Hansong Li is a political scientist and intellectual historian in the Government Department at Harvard University. His research explores the languages and practices of interstate justice in South Asia, in comparison to East Asian and European traditions. In particular, he studies Vedic and later Sanskrit sources of social thought, and how they are reimagined in modern political and economic debates over diplomacy and development.
Vaishnavi Patil is a doctoral candidate at Harvard University in the History of Art and Architecture department working on South and Southeast Asia. She is interested in studying female deities, especially mother goddesses in South Asia. Her work seeks to understand the networks of transmissions of ideas and imagery, the role of artists, patrons, and devotees in shaping religion, and the reciprocity and connectedness in the religions of South Asia, through the sacred feminine.
Akhil Thomas is a Ph.D student in the Committee on the Study of Religion at Harvard University. He is working on early modern imaginations of culture and religion in south India. His project involves Thomas Christian- Portuguese encounter in the seventeenth and eighteenth century and the use of Malayalam poetry that playfully engages Hindu and Christian themes.
Pariroo Rattan is a Ph.D student in Public Policy program and affiliated with Harvard Kennedy School’s Program on Science, Technology and Society. Her doctoral work looks at how state-led efforts towards the digitization of the economy in India transforms economic subjectivity and citizenship, and explores the new regimes of value creation in a data economy.
Tyler M. Richard is a translator and scholar of South Asian literature. He is currently a Harvard University Ph.D candidate, where he explores how different communities—especially those in South Asia—have articulated and explored questions related to beauty, identity, language, and perception.
Kartik Srivastava is a Ph.D candidate at Harvard University’s Kennedy School. His research focuses on development economics, labor economics, and political economy.
New Graduate Student Associates – Cambridge
Gauri Jain is a a second-year computer science Ph.D student working with Professor Milind Tabme on topics in AI in Public Health, specifically in maternal and child health in India. Before that Gauri worked as a software engineer at Meta for 2 years.
Hilton Simmet is a Ph.D candidate in Public Policy and a Research Associate with the Program on Science, Technology and Society at Harvard Kennedy School.
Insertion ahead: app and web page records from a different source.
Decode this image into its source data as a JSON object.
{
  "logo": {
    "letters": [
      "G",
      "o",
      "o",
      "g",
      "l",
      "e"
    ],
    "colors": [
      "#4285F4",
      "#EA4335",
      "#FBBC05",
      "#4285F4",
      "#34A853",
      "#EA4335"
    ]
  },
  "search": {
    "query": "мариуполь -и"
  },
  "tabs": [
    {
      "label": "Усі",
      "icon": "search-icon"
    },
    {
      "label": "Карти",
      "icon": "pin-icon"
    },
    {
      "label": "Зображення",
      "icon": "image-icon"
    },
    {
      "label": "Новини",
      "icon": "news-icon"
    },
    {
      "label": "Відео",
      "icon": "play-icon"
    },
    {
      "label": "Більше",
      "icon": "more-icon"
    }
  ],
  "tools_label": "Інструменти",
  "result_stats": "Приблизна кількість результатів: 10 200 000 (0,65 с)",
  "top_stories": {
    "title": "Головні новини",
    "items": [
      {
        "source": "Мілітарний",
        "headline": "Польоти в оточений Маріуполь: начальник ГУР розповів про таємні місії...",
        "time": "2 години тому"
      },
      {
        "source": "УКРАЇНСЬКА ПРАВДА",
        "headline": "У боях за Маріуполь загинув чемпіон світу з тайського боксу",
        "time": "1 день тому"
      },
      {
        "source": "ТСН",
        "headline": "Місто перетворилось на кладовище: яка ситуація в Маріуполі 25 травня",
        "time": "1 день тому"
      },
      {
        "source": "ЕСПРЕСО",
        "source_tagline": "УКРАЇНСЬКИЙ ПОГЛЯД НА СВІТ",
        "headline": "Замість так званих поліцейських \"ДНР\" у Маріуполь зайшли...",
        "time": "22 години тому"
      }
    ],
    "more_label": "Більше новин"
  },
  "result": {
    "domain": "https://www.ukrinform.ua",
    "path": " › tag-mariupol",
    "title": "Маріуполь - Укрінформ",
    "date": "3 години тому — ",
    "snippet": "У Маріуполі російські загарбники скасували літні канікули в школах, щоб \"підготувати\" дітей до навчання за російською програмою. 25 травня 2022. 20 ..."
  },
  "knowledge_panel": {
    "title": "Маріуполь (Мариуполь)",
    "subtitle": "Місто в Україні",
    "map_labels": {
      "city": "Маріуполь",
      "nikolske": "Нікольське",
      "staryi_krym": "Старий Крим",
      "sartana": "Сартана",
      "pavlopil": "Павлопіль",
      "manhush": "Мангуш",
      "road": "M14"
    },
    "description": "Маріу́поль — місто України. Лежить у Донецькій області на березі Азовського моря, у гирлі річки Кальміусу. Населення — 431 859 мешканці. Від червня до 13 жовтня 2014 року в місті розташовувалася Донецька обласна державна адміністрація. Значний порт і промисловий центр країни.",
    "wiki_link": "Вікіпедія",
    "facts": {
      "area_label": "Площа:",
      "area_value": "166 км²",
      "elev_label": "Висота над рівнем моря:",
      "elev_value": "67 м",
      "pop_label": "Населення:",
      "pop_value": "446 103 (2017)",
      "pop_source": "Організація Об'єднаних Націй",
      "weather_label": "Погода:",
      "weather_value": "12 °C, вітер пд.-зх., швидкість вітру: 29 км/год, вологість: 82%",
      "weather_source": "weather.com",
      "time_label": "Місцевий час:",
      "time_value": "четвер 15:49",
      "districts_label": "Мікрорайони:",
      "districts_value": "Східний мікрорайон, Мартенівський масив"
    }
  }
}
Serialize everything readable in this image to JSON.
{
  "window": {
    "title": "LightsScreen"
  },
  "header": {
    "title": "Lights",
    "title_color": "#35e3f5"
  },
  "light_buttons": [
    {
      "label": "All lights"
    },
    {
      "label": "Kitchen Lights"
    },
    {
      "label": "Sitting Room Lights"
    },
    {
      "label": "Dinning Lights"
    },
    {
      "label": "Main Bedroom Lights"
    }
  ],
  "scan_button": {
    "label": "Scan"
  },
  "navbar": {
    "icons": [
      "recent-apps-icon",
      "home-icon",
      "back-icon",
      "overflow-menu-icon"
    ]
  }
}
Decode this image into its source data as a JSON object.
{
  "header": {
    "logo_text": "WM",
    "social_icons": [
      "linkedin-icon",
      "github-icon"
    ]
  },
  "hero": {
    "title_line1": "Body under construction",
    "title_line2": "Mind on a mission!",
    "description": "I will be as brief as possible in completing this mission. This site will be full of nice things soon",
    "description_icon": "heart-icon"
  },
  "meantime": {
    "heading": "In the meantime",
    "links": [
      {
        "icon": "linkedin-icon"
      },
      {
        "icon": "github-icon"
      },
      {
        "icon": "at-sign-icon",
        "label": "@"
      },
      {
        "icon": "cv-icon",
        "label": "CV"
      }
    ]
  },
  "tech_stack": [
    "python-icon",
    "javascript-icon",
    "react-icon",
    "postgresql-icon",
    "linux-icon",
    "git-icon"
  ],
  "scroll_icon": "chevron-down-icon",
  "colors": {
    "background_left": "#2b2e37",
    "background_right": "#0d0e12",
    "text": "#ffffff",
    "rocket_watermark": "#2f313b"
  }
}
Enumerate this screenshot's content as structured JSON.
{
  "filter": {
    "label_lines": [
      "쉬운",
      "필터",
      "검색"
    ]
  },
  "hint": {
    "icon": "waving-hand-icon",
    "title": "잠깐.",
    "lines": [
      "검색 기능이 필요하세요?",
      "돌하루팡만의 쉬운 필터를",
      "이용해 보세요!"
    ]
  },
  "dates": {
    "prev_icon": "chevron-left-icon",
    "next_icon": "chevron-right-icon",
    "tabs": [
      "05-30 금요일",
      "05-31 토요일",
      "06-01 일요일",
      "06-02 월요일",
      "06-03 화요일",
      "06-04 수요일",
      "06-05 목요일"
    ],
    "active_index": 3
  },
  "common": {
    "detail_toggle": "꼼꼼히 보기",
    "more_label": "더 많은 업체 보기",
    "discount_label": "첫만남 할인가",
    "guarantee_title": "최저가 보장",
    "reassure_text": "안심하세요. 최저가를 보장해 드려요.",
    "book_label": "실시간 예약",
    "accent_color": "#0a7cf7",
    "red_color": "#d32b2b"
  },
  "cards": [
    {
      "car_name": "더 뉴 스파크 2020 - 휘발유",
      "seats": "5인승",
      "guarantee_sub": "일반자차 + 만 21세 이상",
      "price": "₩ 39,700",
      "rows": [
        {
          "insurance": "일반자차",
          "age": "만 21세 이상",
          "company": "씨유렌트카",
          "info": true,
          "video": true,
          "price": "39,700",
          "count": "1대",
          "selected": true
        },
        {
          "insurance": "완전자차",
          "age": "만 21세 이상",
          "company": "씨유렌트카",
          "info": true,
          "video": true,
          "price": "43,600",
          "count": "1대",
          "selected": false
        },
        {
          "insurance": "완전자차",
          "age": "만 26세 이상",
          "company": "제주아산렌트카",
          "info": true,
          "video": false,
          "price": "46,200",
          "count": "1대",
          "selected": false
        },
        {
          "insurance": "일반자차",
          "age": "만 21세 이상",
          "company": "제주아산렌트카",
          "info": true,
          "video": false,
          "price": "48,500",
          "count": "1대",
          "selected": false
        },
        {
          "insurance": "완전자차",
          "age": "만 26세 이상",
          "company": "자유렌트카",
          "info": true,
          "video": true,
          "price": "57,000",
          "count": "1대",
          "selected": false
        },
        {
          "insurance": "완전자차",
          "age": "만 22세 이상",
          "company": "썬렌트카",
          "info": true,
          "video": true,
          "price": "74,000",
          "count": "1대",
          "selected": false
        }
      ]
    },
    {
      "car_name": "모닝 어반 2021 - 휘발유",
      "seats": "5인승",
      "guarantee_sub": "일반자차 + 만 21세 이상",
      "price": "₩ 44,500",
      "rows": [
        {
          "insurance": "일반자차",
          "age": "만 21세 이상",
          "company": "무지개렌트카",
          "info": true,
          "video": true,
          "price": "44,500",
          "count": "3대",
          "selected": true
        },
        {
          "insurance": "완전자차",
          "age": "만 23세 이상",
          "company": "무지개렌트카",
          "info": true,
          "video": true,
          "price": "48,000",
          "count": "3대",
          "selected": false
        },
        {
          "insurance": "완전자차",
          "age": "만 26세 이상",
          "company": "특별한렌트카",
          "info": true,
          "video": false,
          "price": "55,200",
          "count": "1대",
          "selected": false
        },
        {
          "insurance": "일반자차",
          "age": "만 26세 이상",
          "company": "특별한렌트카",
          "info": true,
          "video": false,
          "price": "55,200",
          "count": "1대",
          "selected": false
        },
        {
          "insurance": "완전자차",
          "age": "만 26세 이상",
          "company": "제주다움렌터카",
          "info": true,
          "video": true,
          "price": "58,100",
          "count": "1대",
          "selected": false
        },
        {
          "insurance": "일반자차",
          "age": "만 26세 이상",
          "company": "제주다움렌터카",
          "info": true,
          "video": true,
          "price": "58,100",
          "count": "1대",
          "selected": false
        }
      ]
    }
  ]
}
His research centers on the relationship between political theory and public policy, with a particular focus on how research paradigms seeking to address inequality reflect underlying ideas of political order.
Palak Gupta is an architect from India, and a post-professional graduate student at Harvard Graduate School of Design. Since her undergraduate studies at the Mumbai University, she has been involved, both academically and professionally in pedagogical and research conversations involving the communities vulnerable to the impacts of climate change and urbanization.
Priya Sarma is a M.S. candidate in the Harvard T.H. Chan School of Public Health, where she works on health governance reform.
Priyanka Sethy is a Ph.D student in Government studying the political engagement of South Asian diasporas in the US and the UK. She is also interested in identity and social decline among immigrant groups.
Shaharyar Zia is Ph.D candidate in the Department of Near Eastern Languages and Civilizations at Harvard, who studies the histories and cultures of Muslim societies.